[WHAT YOU WILL DO] Set down every entry exactly as it stands, omitting any picture.

[GIVEN DATA]

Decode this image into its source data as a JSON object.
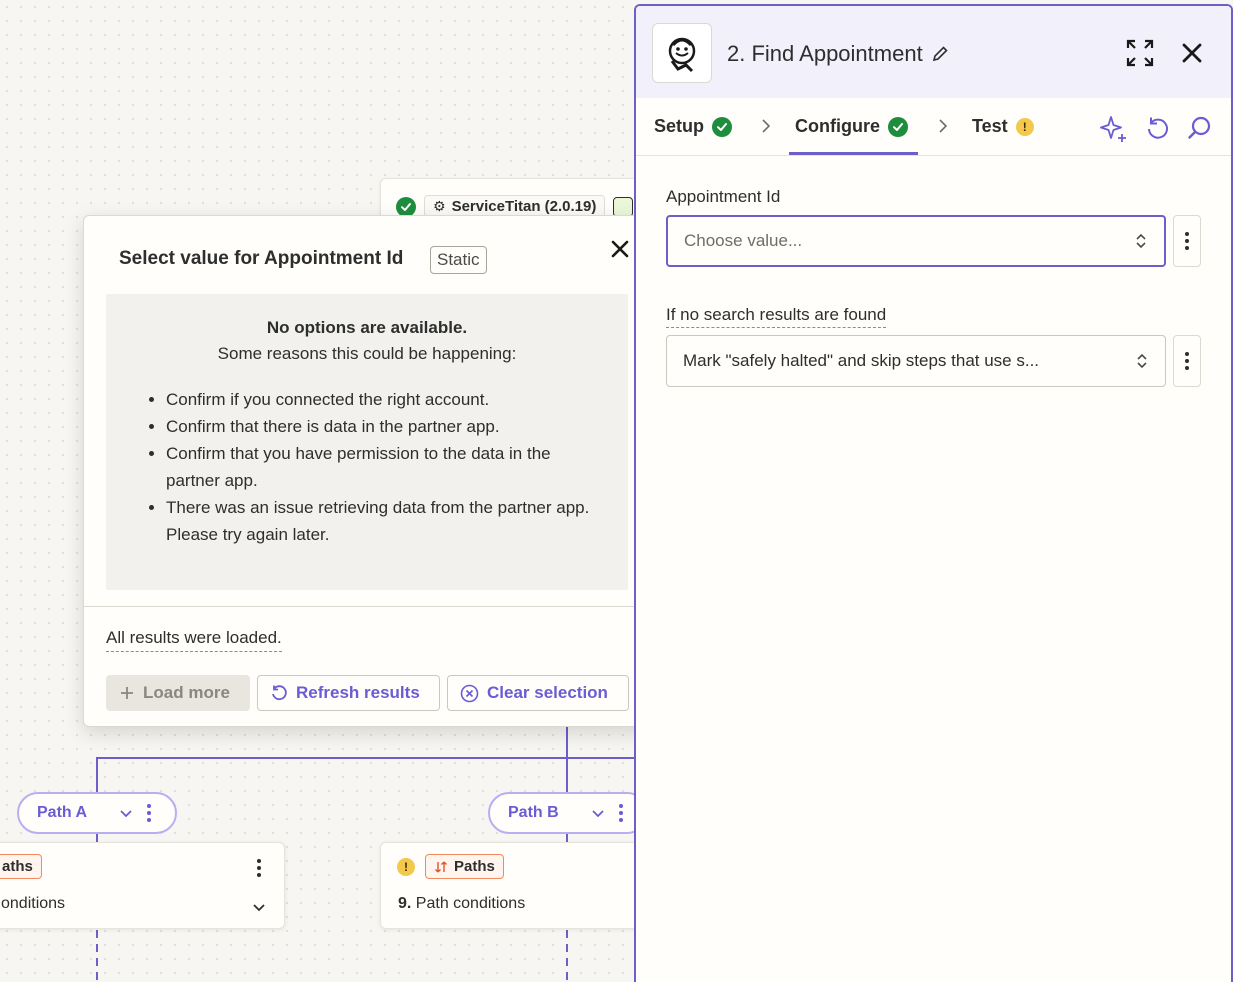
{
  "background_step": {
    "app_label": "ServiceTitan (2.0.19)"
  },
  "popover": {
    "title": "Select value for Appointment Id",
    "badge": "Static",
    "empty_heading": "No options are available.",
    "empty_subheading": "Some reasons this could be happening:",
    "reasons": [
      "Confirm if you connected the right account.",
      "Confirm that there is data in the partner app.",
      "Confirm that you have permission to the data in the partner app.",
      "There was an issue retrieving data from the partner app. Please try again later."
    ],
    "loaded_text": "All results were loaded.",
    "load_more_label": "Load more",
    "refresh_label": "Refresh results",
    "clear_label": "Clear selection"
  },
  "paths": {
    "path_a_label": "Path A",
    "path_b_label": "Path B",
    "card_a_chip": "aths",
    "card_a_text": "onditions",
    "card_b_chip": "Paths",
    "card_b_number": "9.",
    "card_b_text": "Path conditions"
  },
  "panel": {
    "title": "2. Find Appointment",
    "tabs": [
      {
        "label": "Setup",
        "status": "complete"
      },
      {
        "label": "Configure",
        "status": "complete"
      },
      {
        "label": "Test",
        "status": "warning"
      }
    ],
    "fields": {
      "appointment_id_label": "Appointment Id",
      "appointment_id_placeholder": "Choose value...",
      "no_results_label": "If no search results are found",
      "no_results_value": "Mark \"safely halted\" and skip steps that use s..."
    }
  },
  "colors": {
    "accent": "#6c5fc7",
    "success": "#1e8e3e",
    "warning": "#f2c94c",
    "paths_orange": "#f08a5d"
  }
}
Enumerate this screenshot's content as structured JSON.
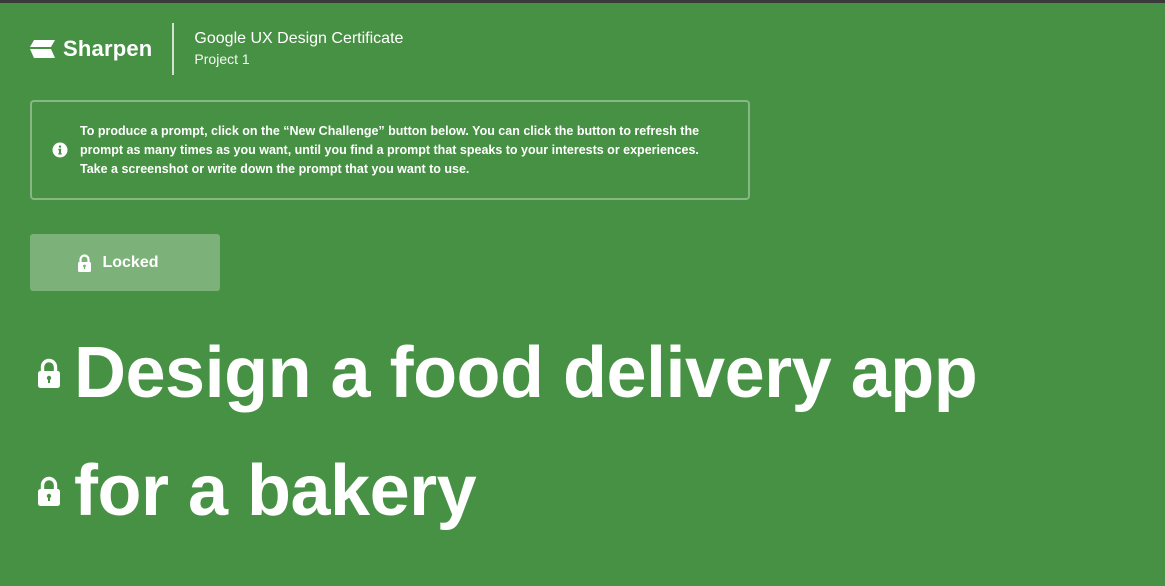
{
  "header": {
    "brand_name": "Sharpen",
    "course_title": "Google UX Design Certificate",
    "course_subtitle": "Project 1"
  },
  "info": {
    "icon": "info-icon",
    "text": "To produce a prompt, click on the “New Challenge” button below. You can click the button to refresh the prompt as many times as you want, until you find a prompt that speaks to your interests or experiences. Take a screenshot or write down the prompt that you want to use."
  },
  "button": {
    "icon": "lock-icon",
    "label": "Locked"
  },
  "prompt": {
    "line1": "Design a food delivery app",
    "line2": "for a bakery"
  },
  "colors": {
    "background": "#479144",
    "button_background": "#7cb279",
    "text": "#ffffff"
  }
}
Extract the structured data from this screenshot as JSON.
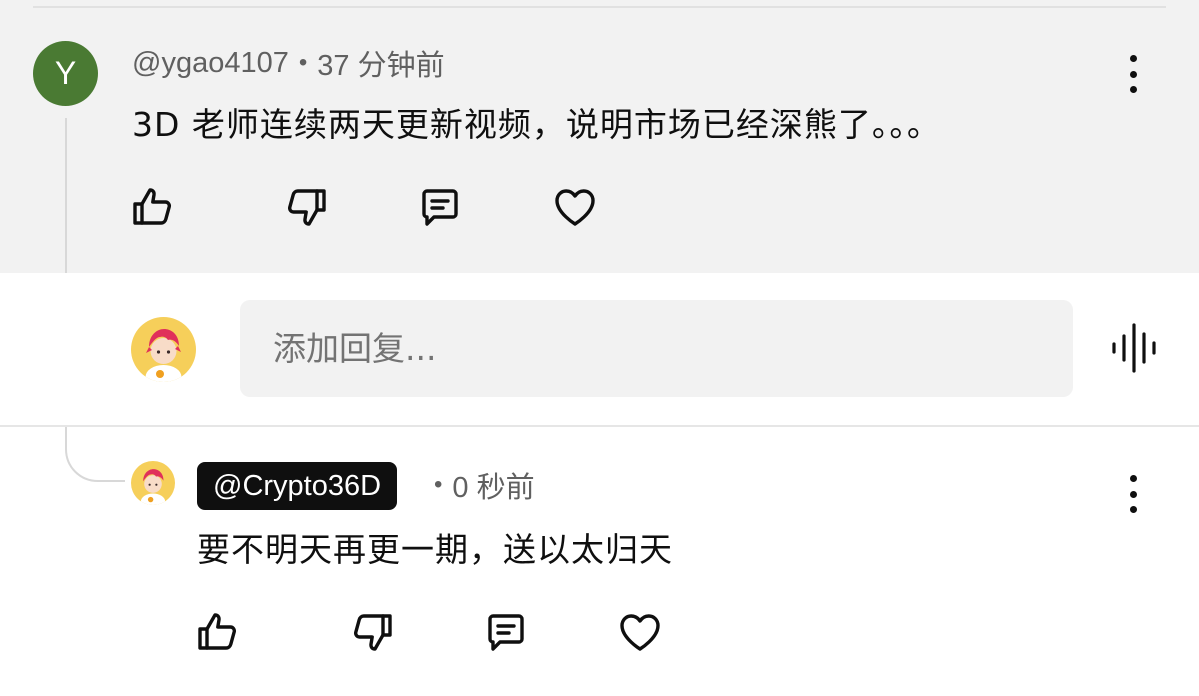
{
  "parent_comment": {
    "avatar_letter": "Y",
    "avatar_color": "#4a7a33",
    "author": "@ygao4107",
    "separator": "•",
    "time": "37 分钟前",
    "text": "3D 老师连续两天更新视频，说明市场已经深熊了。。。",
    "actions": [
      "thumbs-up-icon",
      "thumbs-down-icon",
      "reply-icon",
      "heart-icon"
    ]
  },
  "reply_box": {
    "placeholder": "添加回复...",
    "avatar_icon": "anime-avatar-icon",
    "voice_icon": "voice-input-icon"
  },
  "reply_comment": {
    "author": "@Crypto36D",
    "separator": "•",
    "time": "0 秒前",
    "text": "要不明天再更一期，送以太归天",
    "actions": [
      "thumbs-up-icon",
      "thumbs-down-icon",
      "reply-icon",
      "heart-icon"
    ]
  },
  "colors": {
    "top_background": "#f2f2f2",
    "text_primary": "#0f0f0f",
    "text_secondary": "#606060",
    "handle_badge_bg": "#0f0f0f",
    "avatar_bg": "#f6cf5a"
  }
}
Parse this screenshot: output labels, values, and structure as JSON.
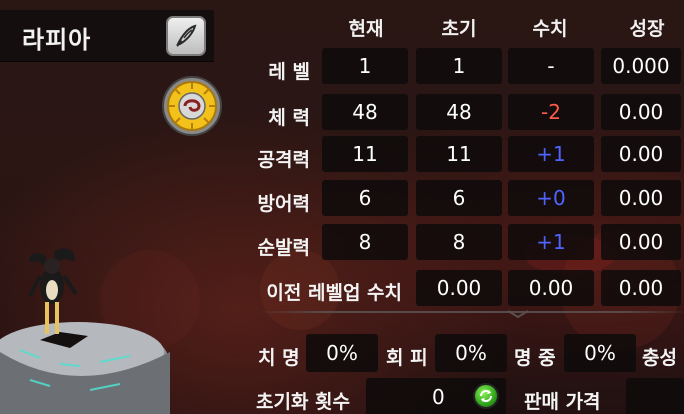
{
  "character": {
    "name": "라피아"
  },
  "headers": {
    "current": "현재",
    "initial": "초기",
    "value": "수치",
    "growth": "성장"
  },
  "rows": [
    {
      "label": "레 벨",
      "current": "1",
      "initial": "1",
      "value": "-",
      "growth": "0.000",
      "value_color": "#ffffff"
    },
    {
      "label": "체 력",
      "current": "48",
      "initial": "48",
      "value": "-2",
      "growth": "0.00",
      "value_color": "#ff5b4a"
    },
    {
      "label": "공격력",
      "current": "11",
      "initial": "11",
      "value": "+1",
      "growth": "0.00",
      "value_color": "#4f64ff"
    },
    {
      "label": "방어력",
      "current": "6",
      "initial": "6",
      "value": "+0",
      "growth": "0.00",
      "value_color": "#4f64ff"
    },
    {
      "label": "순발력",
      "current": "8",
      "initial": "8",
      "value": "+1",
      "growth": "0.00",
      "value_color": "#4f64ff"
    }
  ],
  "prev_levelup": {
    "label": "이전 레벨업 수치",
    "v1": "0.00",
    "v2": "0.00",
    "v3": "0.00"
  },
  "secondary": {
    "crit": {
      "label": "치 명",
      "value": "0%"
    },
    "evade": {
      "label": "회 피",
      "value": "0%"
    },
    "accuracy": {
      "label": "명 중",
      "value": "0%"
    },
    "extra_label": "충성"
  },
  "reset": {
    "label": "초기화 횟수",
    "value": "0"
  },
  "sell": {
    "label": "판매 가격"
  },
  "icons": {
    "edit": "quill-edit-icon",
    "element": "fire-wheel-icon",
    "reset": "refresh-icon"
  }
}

[TASK RESPONSE]
Decode this image into its source data as a JSON object.
{
  "background_step": {
    "app_label": "ServiceTitan (2.0.19)"
  },
  "popover": {
    "title": "Select value for Appointment Id",
    "badge": "Static",
    "empty_heading": "No options are available.",
    "empty_subheading": "Some reasons this could be happening:",
    "reasons": [
      "Confirm if you connected the right account.",
      "Confirm that there is data in the partner app.",
      "Confirm that you have permission to the data in the partner app.",
      "There was an issue retrieving data from the partner app. Please try again later."
    ],
    "loaded_text": "All results were loaded.",
    "load_more_label": "Load more",
    "refresh_label": "Refresh results",
    "clear_label": "Clear selection"
  },
  "paths": {
    "path_a_label": "Path A",
    "path_b_label": "Path B",
    "card_a_chip": "aths",
    "card_a_text": "onditions",
    "card_b_chip": "Paths",
    "card_b_number": "9.",
    "card_b_text": "Path conditions"
  },
  "panel": {
    "title": "2. Find Appointment",
    "tabs": [
      {
        "label": "Setup",
        "status": "complete"
      },
      {
        "label": "Configure",
        "status": "complete"
      },
      {
        "label": "Test",
        "status": "warning"
      }
    ],
    "fields": {
      "appointment_id_label": "Appointment Id",
      "appointment_id_placeholder": "Choose value...",
      "no_results_label": "If no search results are found",
      "no_results_value": "Mark \"safely halted\" and skip steps that use s..."
    }
  },
  "colors": {
    "accent": "#6c5fc7",
    "success": "#1e8e3e",
    "warning": "#f2c94c",
    "paths_orange": "#f08a5d"
  }
}
Enumerate this screenshot's content as structured JSON.
{
  "header": {
    "brand_name": "Sharpen",
    "course_title": "Google UX Design Certificate",
    "course_subtitle": "Project 1"
  },
  "info": {
    "icon": "info-icon",
    "text": "To produce a prompt, click on the “New Challenge” button below. You can click the button to refresh the prompt as many times as you want, until you find a prompt that speaks to your interests or experiences. Take a screenshot or write down the prompt that you want to use."
  },
  "button": {
    "icon": "lock-icon",
    "label": "Locked"
  },
  "prompt": {
    "line1": "Design a food delivery app",
    "line2": "for a bakery"
  },
  "colors": {
    "background": "#479144",
    "button_background": "#7cb279",
    "text": "#ffffff"
  }
}
Extract the structured data from this screenshot as JSON.
{
  "parent_comment": {
    "avatar_letter": "Y",
    "avatar_color": "#4a7a33",
    "author": "@ygao4107",
    "separator": "•",
    "time": "37 分钟前",
    "text": "3D 老师连续两天更新视频，说明市场已经深熊了。。。",
    "actions": [
      "thumbs-up-icon",
      "thumbs-down-icon",
      "reply-icon",
      "heart-icon"
    ]
  },
  "reply_box": {
    "placeholder": "添加回复...",
    "avatar_icon": "anime-avatar-icon",
    "voice_icon": "voice-input-icon"
  },
  "reply_comment": {
    "author": "@Crypto36D",
    "separator": "•",
    "time": "0 秒前",
    "text": "要不明天再更一期，送以太归天",
    "actions": [
      "thumbs-up-icon",
      "thumbs-down-icon",
      "reply-icon",
      "heart-icon"
    ]
  },
  "colors": {
    "top_background": "#f2f2f2",
    "text_primary": "#0f0f0f",
    "text_secondary": "#606060",
    "handle_badge_bg": "#0f0f0f",
    "avatar_bg": "#f6cf5a"
  }
}
Parse this screenshot: output labels, values, and structure as JSON.
{
  "character": {
    "name": "라피아"
  },
  "headers": {
    "current": "현재",
    "initial": "초기",
    "value": "수치",
    "growth": "성장"
  },
  "rows": [
    {
      "label": "레 벨",
      "current": "1",
      "initial": "1",
      "value": "-",
      "growth": "0.000",
      "value_color": "#ffffff"
    },
    {
      "label": "체 력",
      "current": "48",
      "initial": "48",
      "value": "-2",
      "growth": "0.00",
      "value_color": "#ff5b4a"
    },
    {
      "label": "공격력",
      "current": "11",
      "initial": "11",
      "value": "+1",
      "growth": "0.00",
      "value_color": "#4f64ff"
    },
    {
      "label": "방어력",
      "current": "6",
      "initial": "6",
      "value": "+0",
      "growth": "0.00",
      "value_color": "#4f64ff"
    },
    {
      "label": "순발력",
      "current": "8",
      "initial": "8",
      "value": "+1",
      "growth": "0.00",
      "value_color": "#4f64ff"
    }
  ],
  "prev_levelup": {
    "label": "이전 레벨업 수치",
    "v1": "0.00",
    "v2": "0.00",
    "v3": "0.00"
  },
  "secondary": {
    "crit": {
      "label": "치 명",
      "value": "0%"
    },
    "evade": {
      "label": "회 피",
      "value": "0%"
    },
    "accuracy": {
      "label": "명 중",
      "value": "0%"
    },
    "extra_label": "충성"
  },
  "reset": {
    "label": "초기화 횟수",
    "value": "0"
  },
  "sell": {
    "label": "판매 가격"
  },
  "icons": {
    "edit": "quill-edit-icon",
    "element": "fire-wheel-icon",
    "reset": "refresh-icon"
  }
}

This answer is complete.